“Most of what we do is free, plus people donate to us. We are developing a business model to sell meals (our research shows there is definitely a demand for it), so we have to do different packaging and labelling, and that will give us a steady flow of income.”
Rowville Community Kitchen envisions that in a few years they will have assisted 60,000 people to re-join the workforce instilling $270,000,000 back into the community. To expand their reach, the organisation needs financial support:
“Ideally we would have $25,000 to buy a van for deliveries, because at the moment all the deliveries are done in my car and $300,000 to build a community supermarket. We do need investors, but there is a big payoff.. I am currently looking for different premises.”
Christine says that her age and experience enables her to help people while not becoming too emotionally involved in their situations:
“I don’t take it on board, I’ve seen a lot and done a lot so I am able to be empathetic but not sympathetic.
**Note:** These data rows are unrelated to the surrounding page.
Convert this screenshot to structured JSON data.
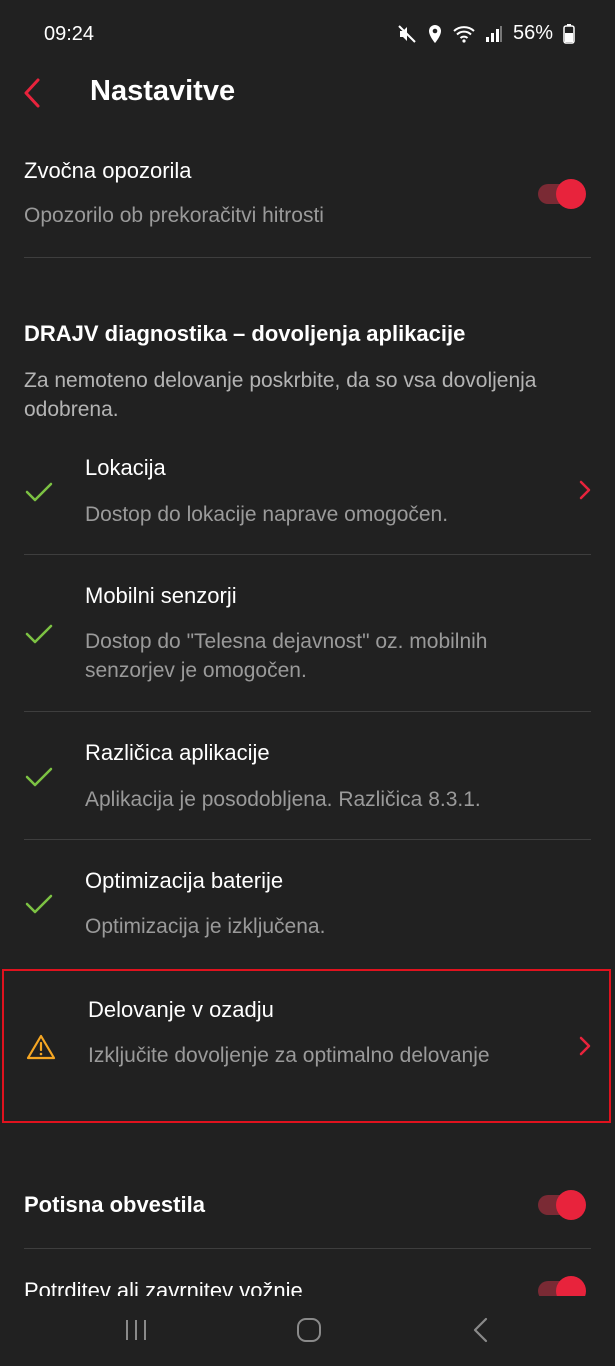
{
  "status_bar": {
    "time": "09:24",
    "battery": "56%"
  },
  "header": {
    "title": "Nastavitve"
  },
  "sound_alerts": {
    "title": "Zvočna opozorila",
    "subtitle": "Opozorilo ob prekoračitvi hitrosti",
    "enabled": true
  },
  "diagnostics": {
    "title": "DRAJV diagnostika – dovoljenja aplikacije",
    "description": "Za nemoteno delovanje poskrbite, da so vsa dovoljenja odobrena.",
    "items": [
      {
        "title": "Lokacija",
        "subtitle": "Dostop do lokacije naprave omogočen.",
        "status": "ok"
      },
      {
        "title": "Mobilni senzorji",
        "subtitle": "Dostop do \"Telesna dejavnost\" oz. mobilnih senzorjev je omogočen.",
        "status": "ok"
      },
      {
        "title": "Različica aplikacije",
        "subtitle": "Aplikacija je posodobljena. Različica 8.3.1.",
        "status": "ok"
      },
      {
        "title": "Optimizacija baterije",
        "subtitle": "Optimizacija je izključena.",
        "status": "ok"
      },
      {
        "title": "Delovanje v ozadju",
        "subtitle": "Izključite dovoljenje za optimalno delovanje",
        "status": "warning"
      }
    ]
  },
  "push_notifications": {
    "title": "Potisna obvestila",
    "enabled": true
  },
  "trip_confirm": {
    "title": "Potrditev ali zavrnitev vožnje",
    "enabled": true
  },
  "colors": {
    "accent": "#e8233c",
    "check": "#7cc243",
    "warning": "#f5a623",
    "background": "#212121"
  }
}
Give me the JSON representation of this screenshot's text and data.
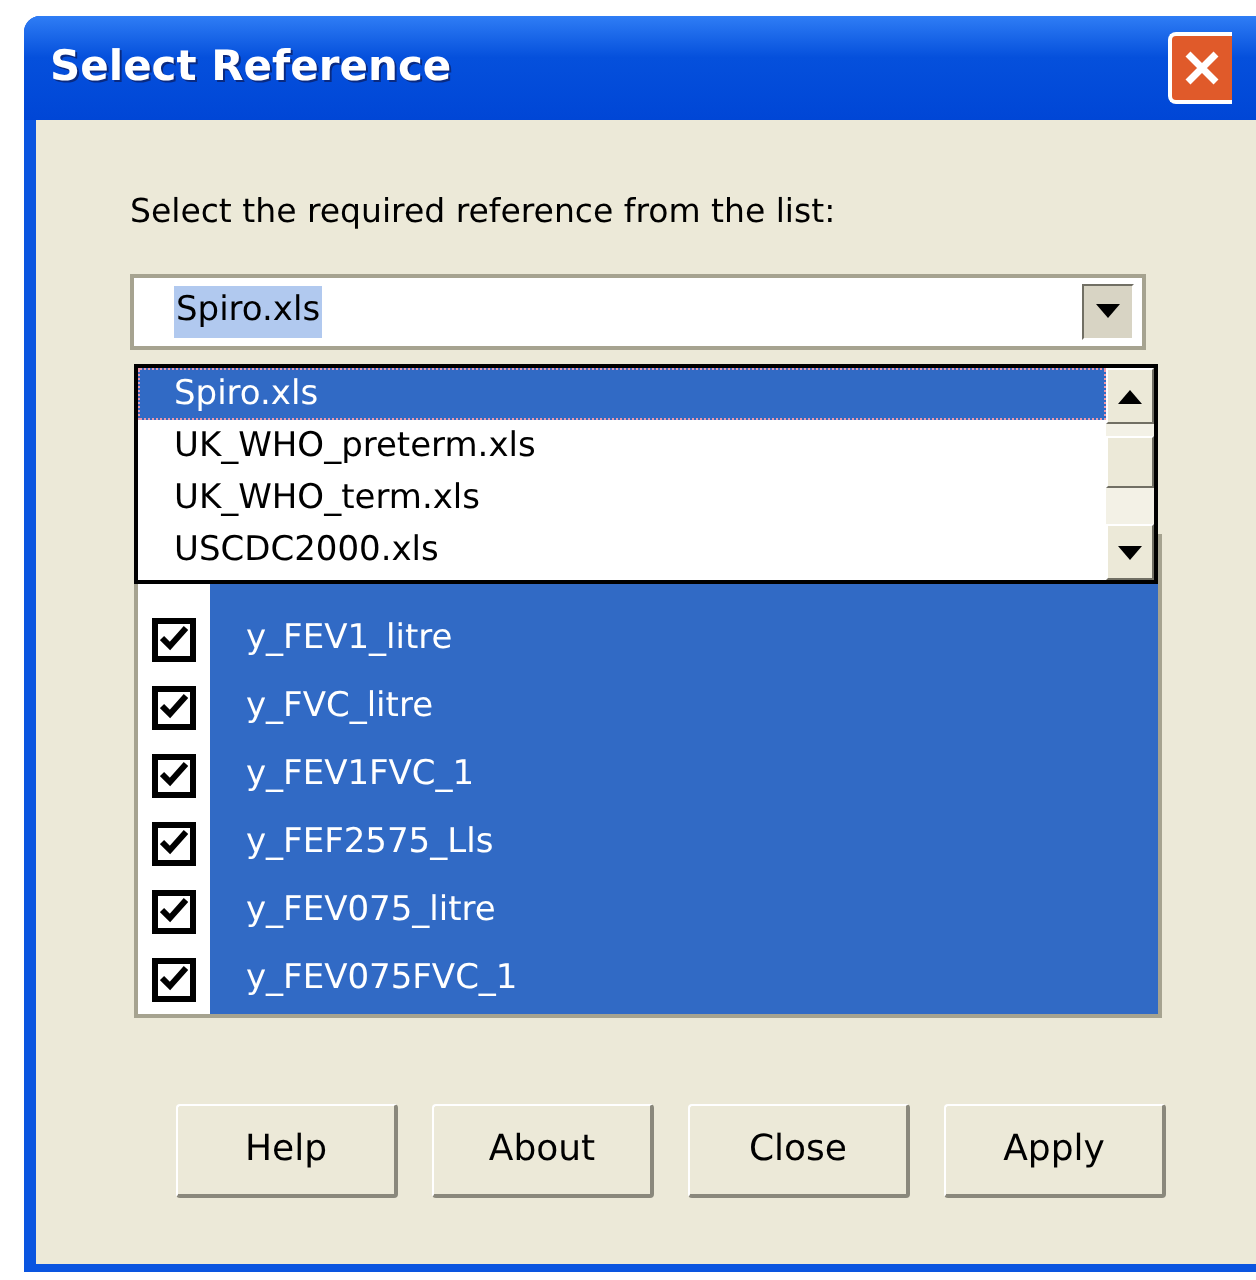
{
  "window": {
    "title": "Select Reference"
  },
  "prompt": "Select the required reference from the list:",
  "reference_combo": {
    "value": "Spiro.xls",
    "expanded": true
  },
  "dropdown_items": [
    {
      "label": "Spiro.xls",
      "selected": true
    },
    {
      "label": "UK_WHO_preterm.xls",
      "selected": false
    },
    {
      "label": "UK_WHO_term.xls",
      "selected": false
    },
    {
      "label": "USCDC2000.xls",
      "selected": false
    }
  ],
  "variables": [
    {
      "label": "y_FEV1_litre",
      "checked": true,
      "selected": true
    },
    {
      "label": "y_FVC_litre",
      "checked": true,
      "selected": true
    },
    {
      "label": "y_FEV1FVC_1",
      "checked": true,
      "selected": true
    },
    {
      "label": "y_FEF2575_Lls",
      "checked": true,
      "selected": true
    },
    {
      "label": "y_FEV075_litre",
      "checked": true,
      "selected": true
    },
    {
      "label": "y_FEV075FVC_1",
      "checked": true,
      "selected": true
    }
  ],
  "buttons": [
    "Help",
    "About",
    "Close",
    "Apply"
  ]
}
I don’t judge, I just accept. They want feeding, they’ve got no food.”
If days at the kitchen don’t quite go as planned, Christine has a group of four close business friends to whom she can speak, ask advice and find solutions. To relax, she watches Shirley Valentine:
“I grew up in England, so I relate to her. We both had attitude plus at school!I’ve watched that movie hundreds of times, it’s escapism, and I always come away from it feeling peaceful.”
Christine’s other passion is animals, with her charity dollars supporting the work of the Lort Smith Animal Hospital. She likes to have a grassroots tangible impact:
“It’s about thinking ‘Where can I make a difference?'”
A co-host of ‘The Sustainability Show’ on 3MDR 97.1FM, Christine is proud that Recipe4Change saves $400 -$800 a week worth of food from going into landfill. Through the shows, she speaks on all aspects of sustainable living, and often interviews experts such as farmers.
Rowville Community Kitchen is eager to accept donations of food, but Christine stresses the food must meet certain regulations in order to be safe for consumption. Food must be uncooked and kept at certain temperatures:
“You must be aware of the chain, all the different stages of how the food has been treated”.
To join Christine for a delicious meal or to support the work of Rowville Community Kitchen, please call 1300 363 723 or e-mail firstname.lastname@example.org